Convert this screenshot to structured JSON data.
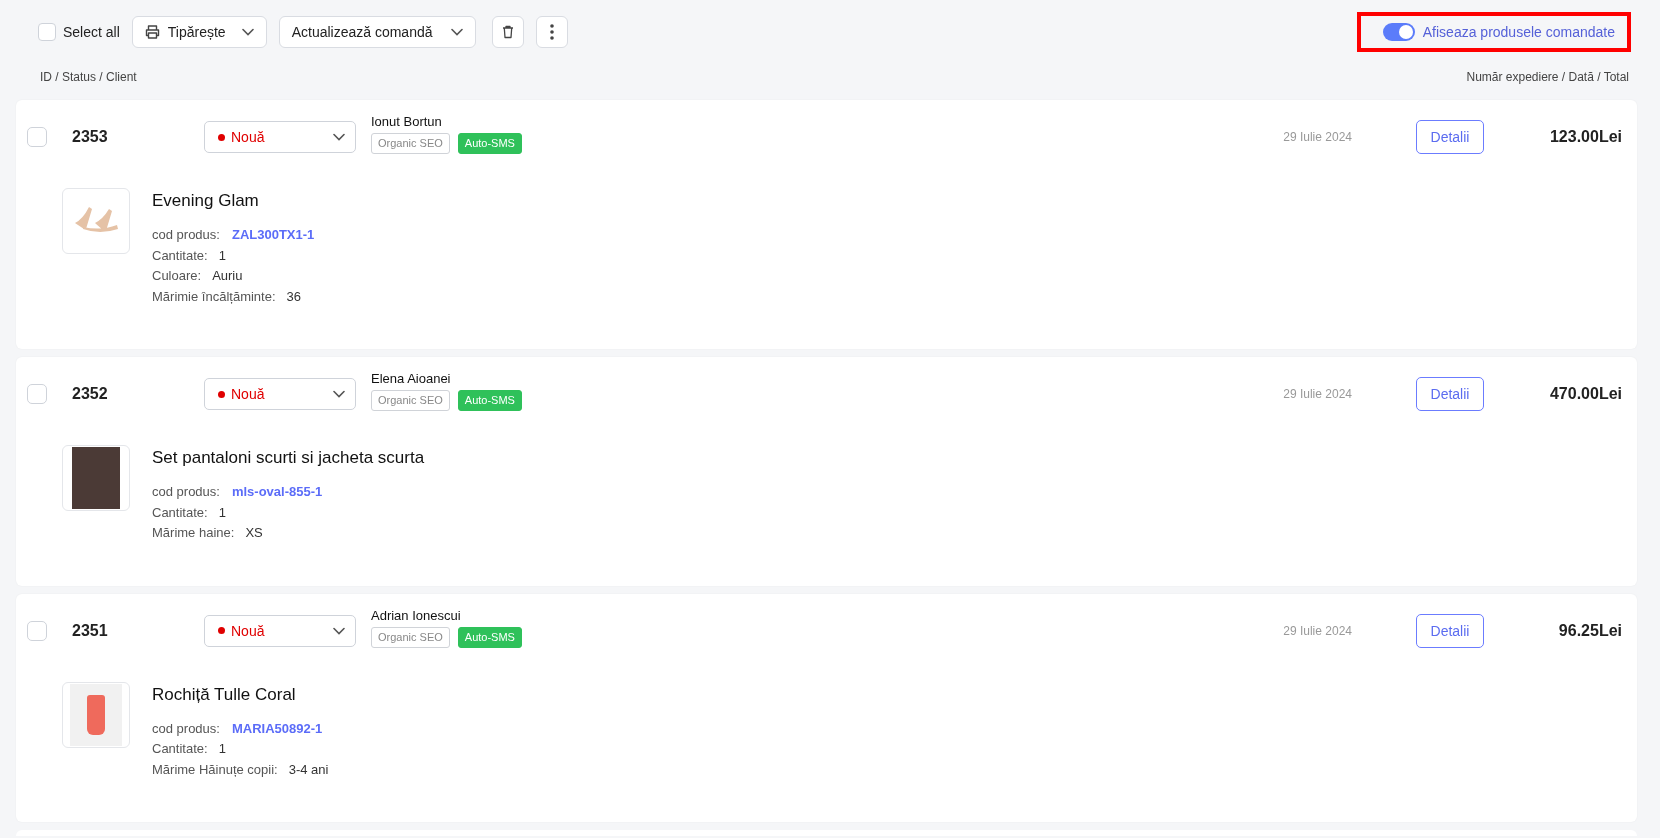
{
  "toolbar": {
    "select_all": {
      "label": "Select all",
      "checked": false
    },
    "print_menu": {
      "label": "Tipărește"
    },
    "update_menu": {
      "label": "Actualizează comandă"
    },
    "toggle": {
      "label": "Afiseaza produsele comandate",
      "on": true,
      "highlighted": true
    }
  },
  "columns": {
    "left": "ID / Status / Client",
    "right": "Număr expediere / Dată / Total"
  },
  "orders": [
    {
      "id": "2353",
      "checked": false,
      "status": "Nouă",
      "client": "Ionut Bortun",
      "tags": [
        {
          "label": "Organic SEO",
          "kind": "outline"
        },
        {
          "label": "Auto-SMS",
          "kind": "filled"
        }
      ],
      "date": "29 Iulie 2024",
      "details_button": "Detalii",
      "total": "123.00Lei",
      "product": {
        "name": "Evening Glam",
        "kind": "shoes",
        "attributes": [
          {
            "label": "cod produs:",
            "value": "ZAL300TX1-1",
            "kind": "link"
          },
          {
            "label": "Cantitate:",
            "value": "1",
            "kind": "plain"
          },
          {
            "label": "Culoare:",
            "value": "Auriu",
            "kind": "plain"
          },
          {
            "label": "Mărimie încălțăminte:",
            "value": "36",
            "kind": "plain"
          }
        ]
      }
    },
    {
      "id": "2352",
      "checked": false,
      "status": "Nouă",
      "client": "Elena Aioanei",
      "tags": [
        {
          "label": "Organic SEO",
          "kind": "outline"
        },
        {
          "label": "Auto-SMS",
          "kind": "filled"
        }
      ],
      "date": "29 Iulie 2024",
      "details_button": "Detalii",
      "total": "470.00Lei",
      "product": {
        "name": "Set pantaloni scurti si jacheta scurta",
        "kind": "outfit",
        "attributes": [
          {
            "label": "cod produs:",
            "value": "mls-oval-855-1",
            "kind": "link"
          },
          {
            "label": "Cantitate:",
            "value": "1",
            "kind": "plain"
          },
          {
            "label": "Mărime haine:",
            "value": "XS",
            "kind": "plain"
          }
        ]
      }
    },
    {
      "id": "2351",
      "checked": false,
      "status": "Nouă",
      "client": "Adrian Ionescui",
      "tags": [
        {
          "label": "Organic SEO",
          "kind": "outline"
        },
        {
          "label": "Auto-SMS",
          "kind": "filled"
        }
      ],
      "date": "29 Iulie 2024",
      "details_button": "Detalii",
      "total": "96.25Lei",
      "product": {
        "name": "Rochiță Tulle Coral",
        "kind": "dress",
        "attributes": [
          {
            "label": "cod produs:",
            "value": "MARIA50892-1",
            "kind": "link"
          },
          {
            "label": "Cantitate:",
            "value": "1",
            "kind": "plain"
          },
          {
            "label": "Mărime Hăinuțe copii:",
            "value": "3-4 ani",
            "kind": "plain"
          }
        ]
      }
    }
  ]
}
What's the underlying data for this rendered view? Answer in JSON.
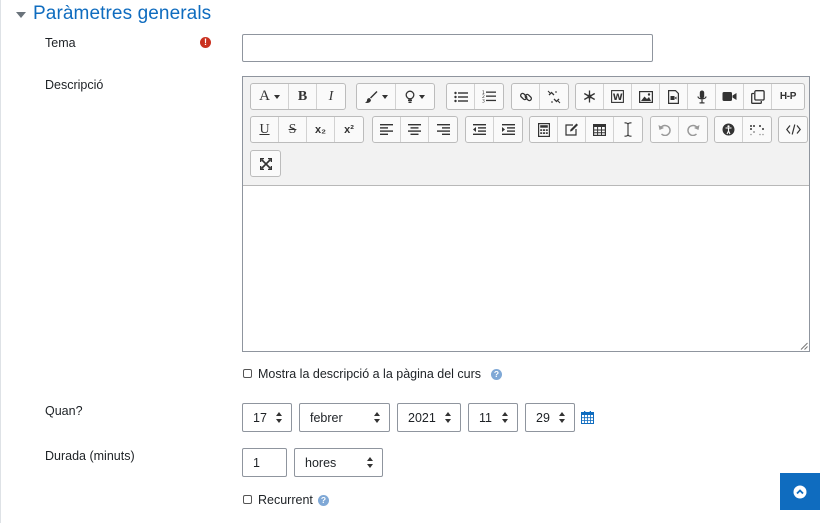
{
  "section": {
    "title": "Paràmetres generals"
  },
  "fields": {
    "topic": {
      "label": "Tema",
      "required_icon": "!",
      "value": "",
      "placeholder": ""
    },
    "description": {
      "label": "Descripció"
    },
    "show_description": {
      "label": "Mostra la descripció a la pàgina del curs",
      "checked": false,
      "help_icon": "?"
    },
    "when": {
      "label": "Quan?",
      "day": "17",
      "month": "febrer",
      "year": "2021",
      "hour": "11",
      "minute": "29",
      "icon": "calendar-icon"
    },
    "duration": {
      "label": "Durada (minuts)",
      "value": "1",
      "unit": "hores"
    },
    "recurring": {
      "label": "Recurrent",
      "checked": false,
      "help_icon": "?"
    }
  },
  "editor": {
    "toolbar_row1": [
      "font-size",
      "bold",
      "italic",
      "paint-brush",
      "lightbulb",
      "bullet-list",
      "numbered-list",
      "link",
      "unlink",
      "snowflake",
      "wiris",
      "image",
      "media",
      "record-audio",
      "record-video",
      "manage-files",
      "h5p"
    ],
    "toolbar_row2": [
      "underline",
      "strikethrough",
      "subscript",
      "superscript",
      "align-left",
      "align-center",
      "align-right",
      "outdent",
      "indent",
      "equation",
      "edit",
      "table",
      "text-cursor",
      "undo",
      "redo",
      "accessibility",
      "braille",
      "html"
    ],
    "toolbar_row3": [
      "fullscreen"
    ],
    "labels": {
      "font": "A",
      "bold": "B",
      "italic": "I",
      "underline": "U",
      "strike": "S",
      "sub": "x₂",
      "sup": "x²",
      "h5p": "H-P"
    }
  },
  "colors": {
    "accent": "#0f6cbf",
    "required": "#ca3120",
    "help": "#7fa8d6"
  }
}
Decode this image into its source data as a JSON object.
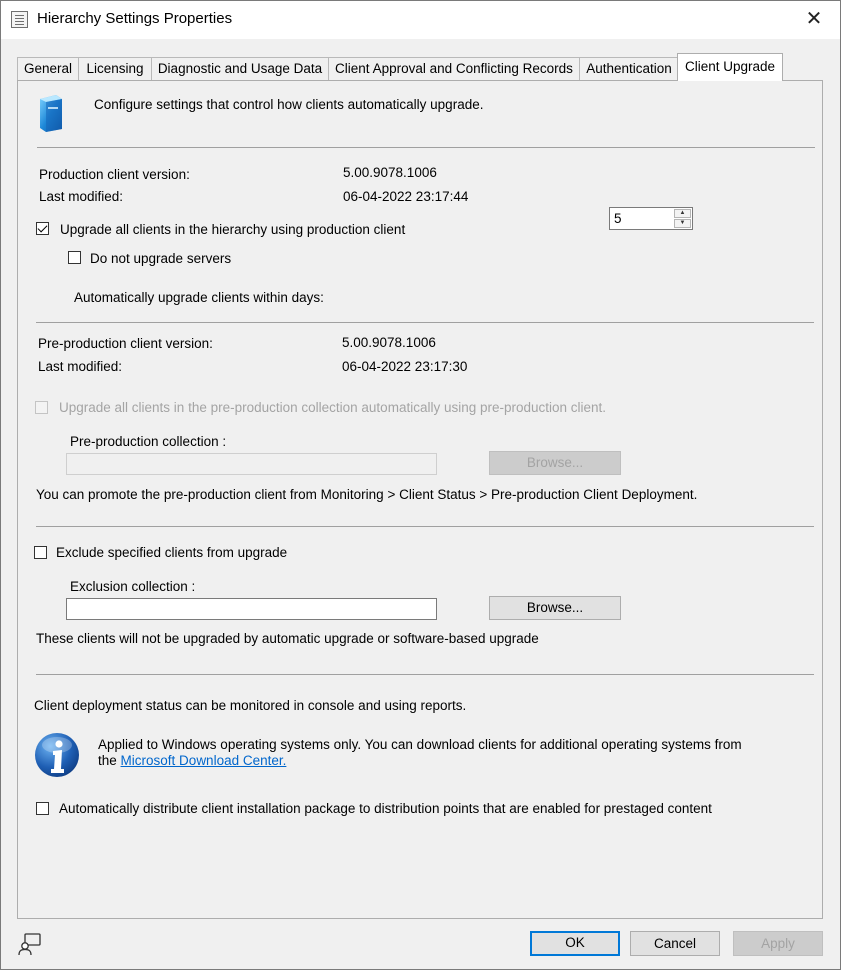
{
  "window": {
    "title": "Hierarchy Settings Properties",
    "close_glyph": "✕"
  },
  "tabs": [
    {
      "label": "General"
    },
    {
      "label": "Licensing"
    },
    {
      "label": "Diagnostic and Usage Data"
    },
    {
      "label": "Client Approval and Conflicting Records"
    },
    {
      "label": "Authentication"
    },
    {
      "label": "Client Upgrade",
      "active": true
    }
  ],
  "header": {
    "description": "Configure settings that control how clients automatically upgrade.",
    "icon": "computer-tower-icon"
  },
  "production": {
    "version_label": "Production client version:",
    "version_value": "5.00.9078.1006",
    "modified_label": "Last modified:",
    "modified_value": "06-04-2022 23:17:44",
    "upgrade_all_label": "Upgrade all clients in the hierarchy using production client",
    "upgrade_all_checked": true,
    "no_servers_label": "Do not upgrade servers",
    "no_servers_checked": false,
    "days_label": "Automatically upgrade clients within days:",
    "days_value": "5"
  },
  "preproduction": {
    "version_label": "Pre-production client version:",
    "version_value": "5.00.9078.1006",
    "modified_label": "Last modified:",
    "modified_value": "06-04-2022 23:17:30",
    "upgrade_label": "Upgrade all clients in the pre-production collection automatically using pre-production client.",
    "collection_label": "Pre-production collection :",
    "collection_value": "",
    "browse_label": "Browse...",
    "promote_note": "You can promote the pre-production client from Monitoring > Client Status > Pre-production Client Deployment."
  },
  "exclusion": {
    "exclude_label": "Exclude specified clients from upgrade",
    "exclude_checked": false,
    "collection_label": "Exclusion collection :",
    "collection_value": "",
    "browse_label": "Browse...",
    "note": "These clients will not be upgraded by automatic upgrade or software-based upgrade"
  },
  "deployment": {
    "monitor_note": "Client deployment status can be monitored in console and using reports.",
    "info_line1": "Applied to Windows operating systems only. You can download clients for additional operating systems from",
    "info_line2_prefix": "the",
    "info_link": "Microsoft Download Center.",
    "distribute_label": "Automatically distribute client installation package to distribution points that are enabled for prestaged content",
    "distribute_checked": false
  },
  "footer": {
    "ok_label": "OK",
    "cancel_label": "Cancel",
    "apply_label": "Apply",
    "help_icon": "feedback-icon"
  },
  "colors": {
    "accent": "#0078d7",
    "link": "#0066cc",
    "disabled_text": "#a4a4a4"
  }
}
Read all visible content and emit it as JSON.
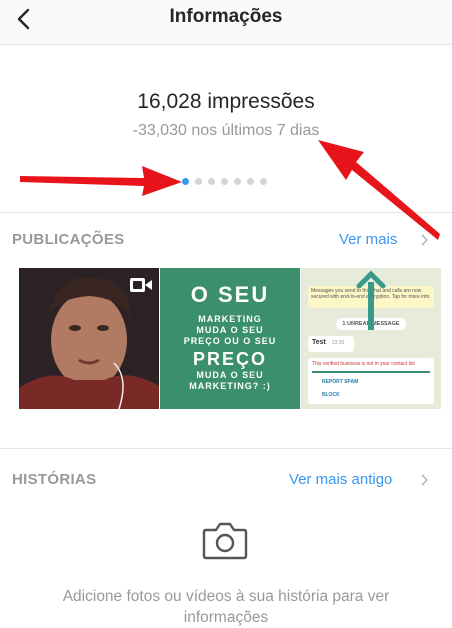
{
  "header": {
    "title": "Informações"
  },
  "stats": {
    "impressions": "16,028 impressões",
    "delta": "-33,030 nos últimos 7 dias",
    "pages": 7,
    "active_page": 1
  },
  "posts": {
    "label": "PUBLICAÇÕES",
    "link": "Ver mais",
    "thumbs": [
      {
        "type": "video"
      },
      {
        "line1": "O SEU",
        "line2": "MARKETING",
        "line3": "MUDA O SEU",
        "line4": "PREÇO OU O SEU",
        "line5": "PREÇO",
        "line6": "MUDA O SEU",
        "line7": "MARKETING? :)"
      },
      {
        "banner": "Messages you send to this chat and calls are now secured with end-to-end encryption. Tap for more info.",
        "unread": "1 UNREAD MESSAGE",
        "msg": "Test",
        "time": "23:30",
        "verified": "This verified business is not in your contact list",
        "report": "REPORT SPAM",
        "block": "BLOCK"
      }
    ]
  },
  "stories": {
    "label": "HISTÓRIAS",
    "link": "Ver mais antigo",
    "empty_line1": "Adicione fotos ou vídeos à sua história para ver",
    "empty_line2": "informações"
  },
  "colors": {
    "accent": "#3897f0",
    "annotation_arrow": "#e8141b",
    "green_post": "#3b8f6c"
  }
}
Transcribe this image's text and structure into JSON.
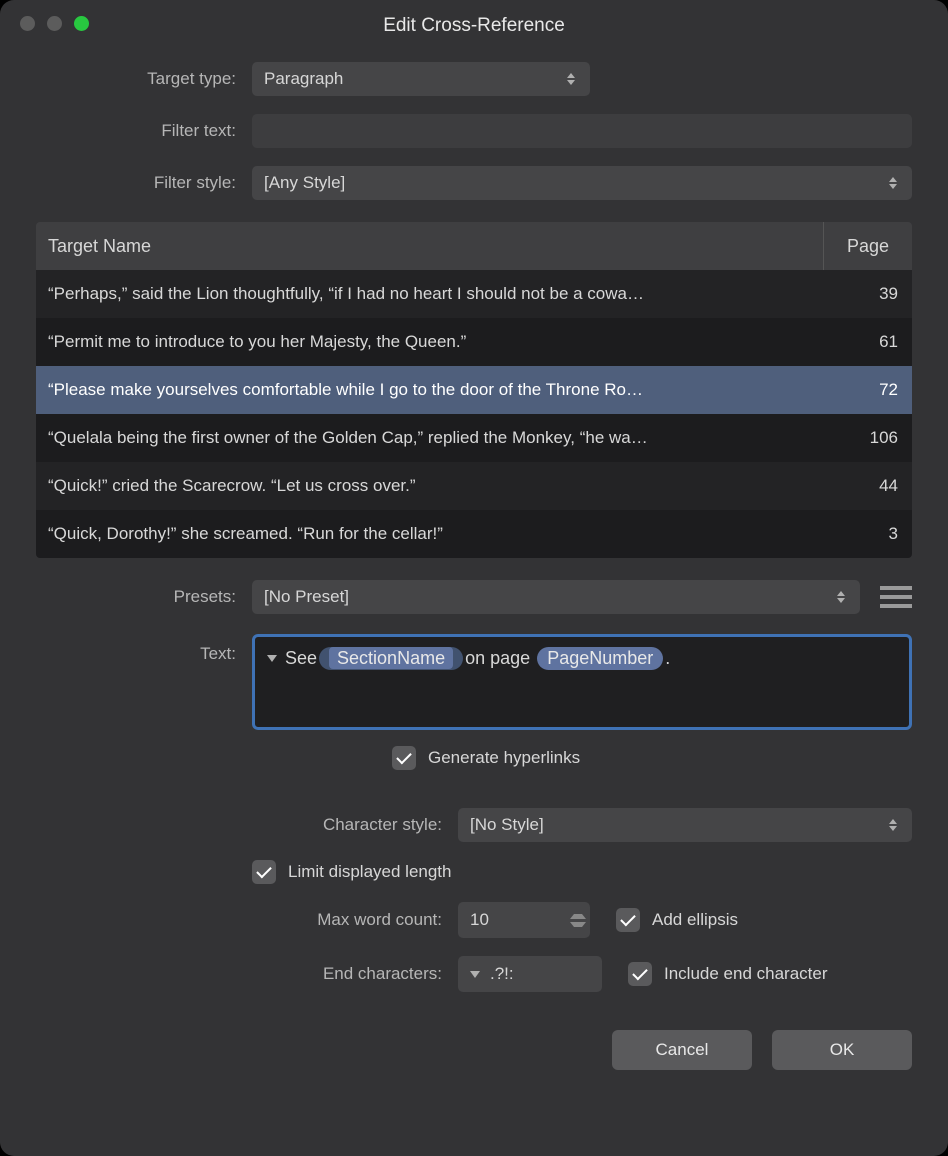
{
  "window": {
    "title": "Edit Cross-Reference"
  },
  "labels": {
    "target_type": "Target type:",
    "filter_text": "Filter text:",
    "filter_style": "Filter style:",
    "presets": "Presets:",
    "text": "Text:",
    "character_style": "Character style:",
    "max_word_count": "Max word count:",
    "end_characters": "End characters:"
  },
  "target_type": {
    "value": "Paragraph"
  },
  "filter_text": {
    "value": ""
  },
  "filter_style": {
    "value": "[Any Style]"
  },
  "table": {
    "columns": {
      "name": "Target Name",
      "page": "Page"
    },
    "rows": [
      {
        "name": "“Perhaps,” said the Lion thoughtfully, “if I had no heart I should not be a cowa…",
        "page": "39",
        "selected": false
      },
      {
        "name": "“Permit me to introduce to you her Majesty, the Queen.”",
        "page": "61",
        "selected": false
      },
      {
        "name": "“Please make yourselves comfortable while I go to the door of the Throne Ro…",
        "page": "72",
        "selected": true
      },
      {
        "name": "“Quelala being the first owner of the Golden Cap,” replied the Monkey, “he wa…",
        "page": "106",
        "selected": false
      },
      {
        "name": "“Quick!” cried the Scarecrow. “Let us cross over.”",
        "page": "44",
        "selected": false
      },
      {
        "name": "“Quick, Dorothy!” she screamed. “Run for the cellar!”",
        "page": "3",
        "selected": false
      }
    ]
  },
  "presets": {
    "value": "[No Preset]"
  },
  "text_template": {
    "prefix": "See",
    "token1": "SectionName",
    "mid": "on page",
    "token2": "PageNumber",
    "suffix": "."
  },
  "generate_hyperlinks": {
    "label": "Generate hyperlinks",
    "checked": true
  },
  "character_style": {
    "value": "[No Style]"
  },
  "limit_length": {
    "label": "Limit displayed length",
    "checked": true
  },
  "max_word_count": {
    "value": "10"
  },
  "add_ellipsis": {
    "label": "Add ellipsis",
    "checked": true
  },
  "end_characters": {
    "value": ".?!:"
  },
  "include_end_char": {
    "label": "Include end character",
    "checked": true
  },
  "buttons": {
    "cancel": "Cancel",
    "ok": "OK"
  }
}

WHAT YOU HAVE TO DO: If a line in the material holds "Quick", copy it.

EXPECTED OUTPUT:
        "name": "“Quick!” cried the Scarecrow. “Let us cross over.”",
        "name": "“Quick, Dorothy!” she screamed. “Run for the cellar!”",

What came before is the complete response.